Meerkats gang up on a cobra approaching their warren.

Every year we look forward to the Wildlife Photographer of the Year exhibition. Why? Because it captures the beauty, savagery and cruelty of the animal kingdom through stunning photographs. We're part of that kingdom too, and the cruelty inflicted by humans is also featured, to remind us that we as a species can be just as savage, if not more so.

A lion steals a drink from a waterhole in Zambia.

From cute meerkats to deadly lions we're expecting nothing but brilliance from this year's litter. We still have a few months until it opens so here's a sneak preview of some of the images we can expect to find at the exhibition. These should tide you over until October, when we'll be hunting this show down at Natural History Museum.

A red footed booby closes in on a flying fish in the Indian Ocean.
Two Eurasian lynx kittens playfully spar with one another.
This sun bear almost looks human as it gazes longingly out of the filthy cage it's kept in at a Sumatran zoo.
A fox in a derelict school in Pripyat, a town that was evacuated following the nearby Chernobyl nuclear disaster.
An Asian Sheepshead Wrasse looks to impress females with his bulbous head. The fish start out female with some transforming into males when the reach a certain age and size.
Two African wild dog pups play a macabre game of chase using a baboon's head.

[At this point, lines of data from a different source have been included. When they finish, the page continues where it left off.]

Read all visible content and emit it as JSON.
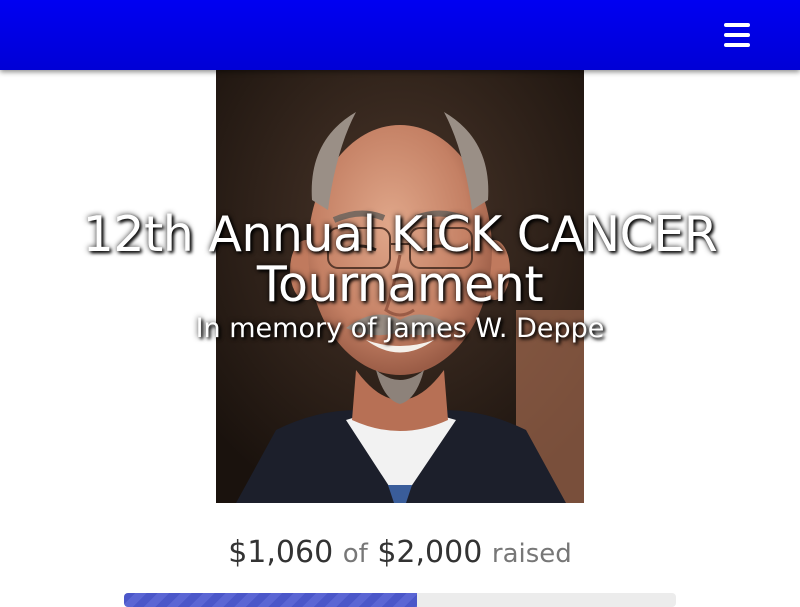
{
  "header": {
    "menu_icon": "hamburger-menu-icon",
    "background_color": "#0000e6"
  },
  "hero": {
    "title": "12th Annual KICK CANCER Tournament",
    "subtitle": "In memory of James W. Deppe"
  },
  "fundraising": {
    "raised_amount": "$1,060",
    "of_label": "of",
    "goal_amount": "$2,000",
    "raised_label": "raised",
    "progress_fraction": 0.53,
    "progress_color": "#4b57c9"
  }
}
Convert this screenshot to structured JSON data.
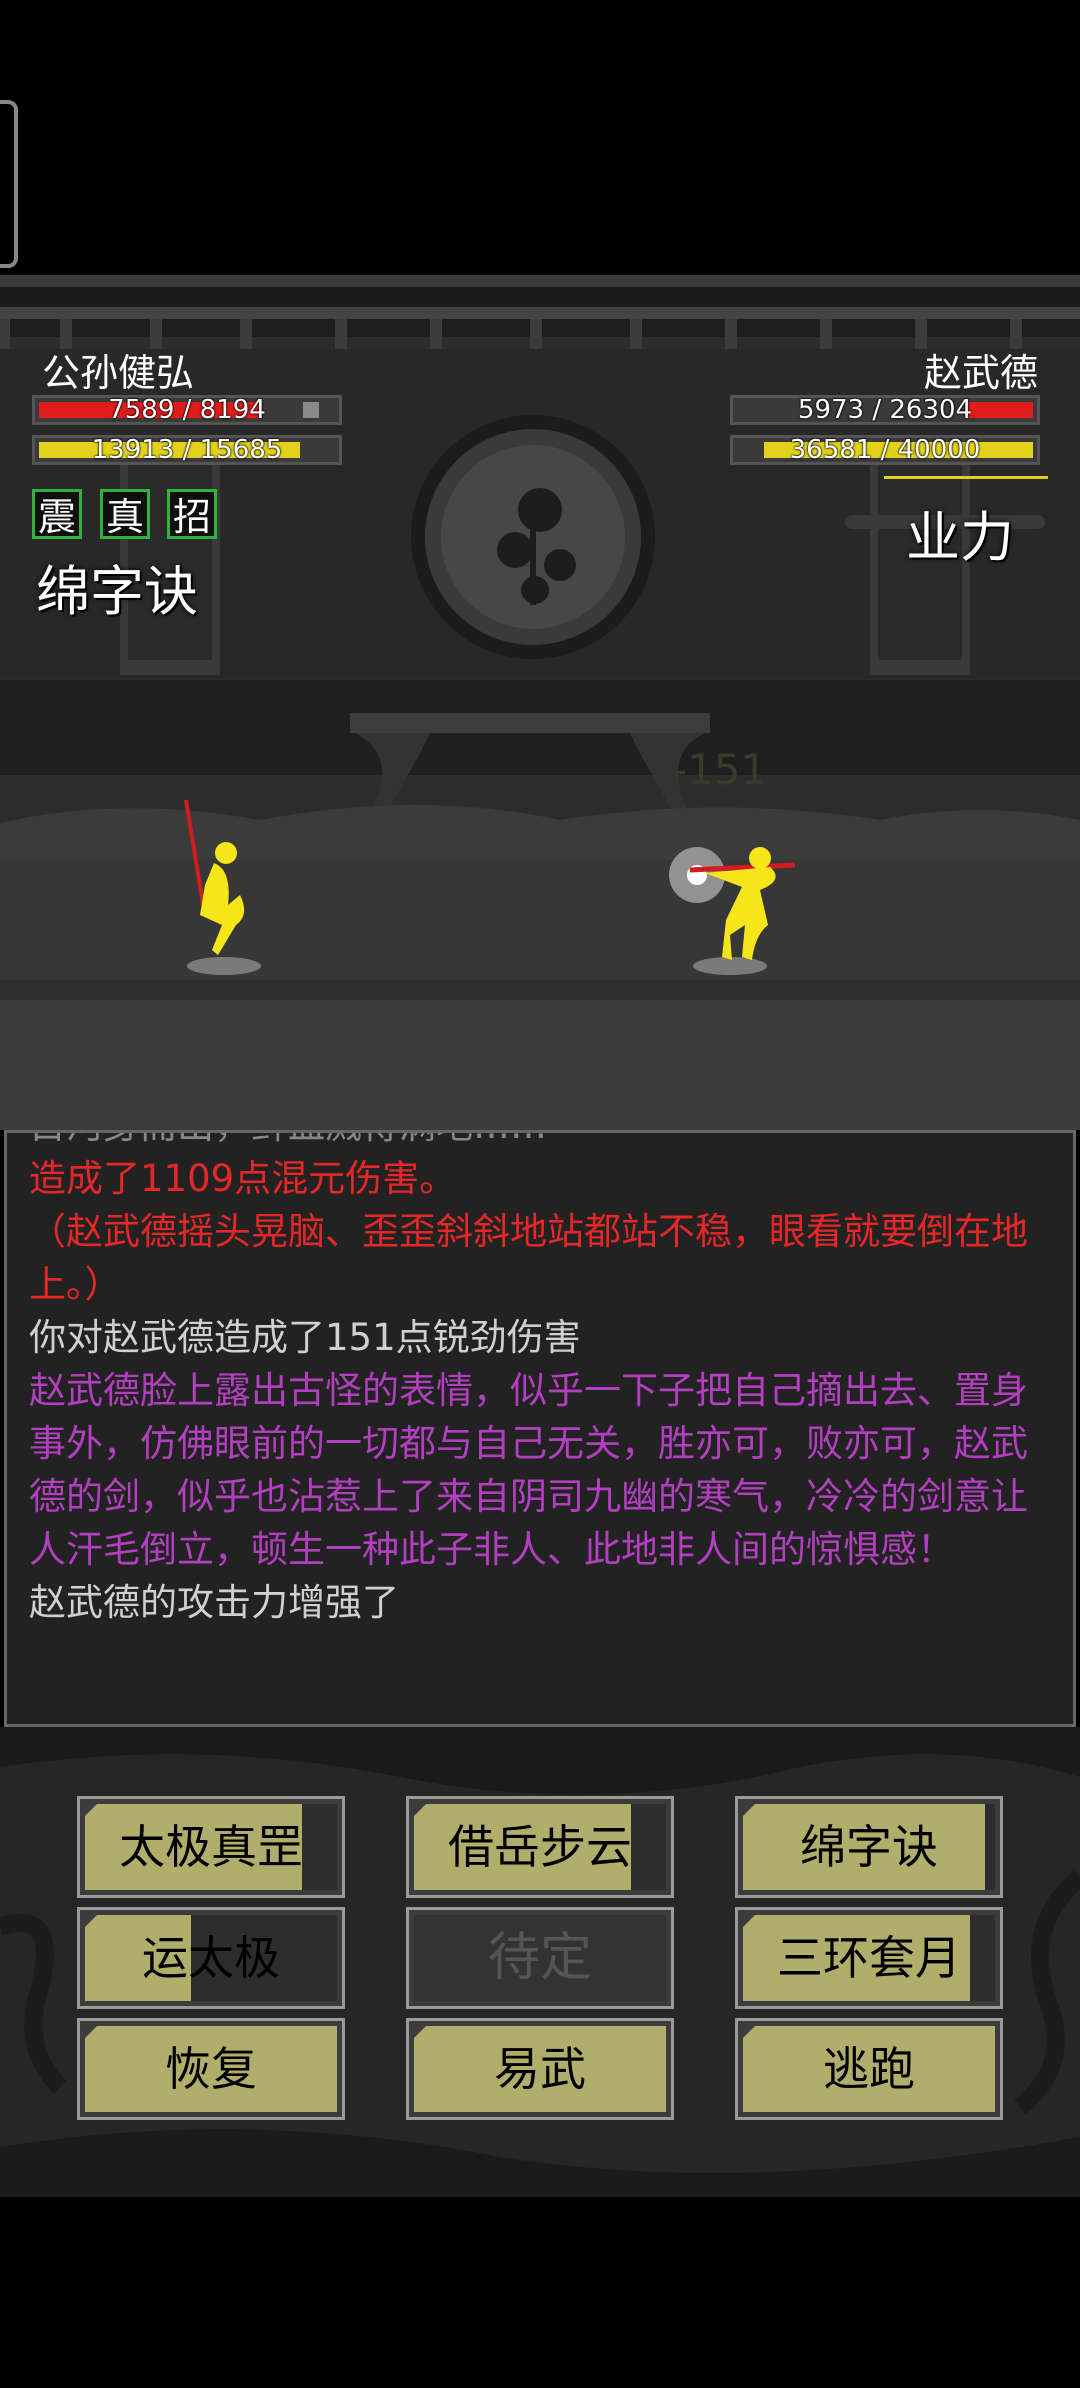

Wildlife Photographer of the Year opens at Natural History Museum on 19 October 2018 and runs until 30 June 2019. Tickets are £13.50 for adults, £8 for children.

Last Updated 03 September 2018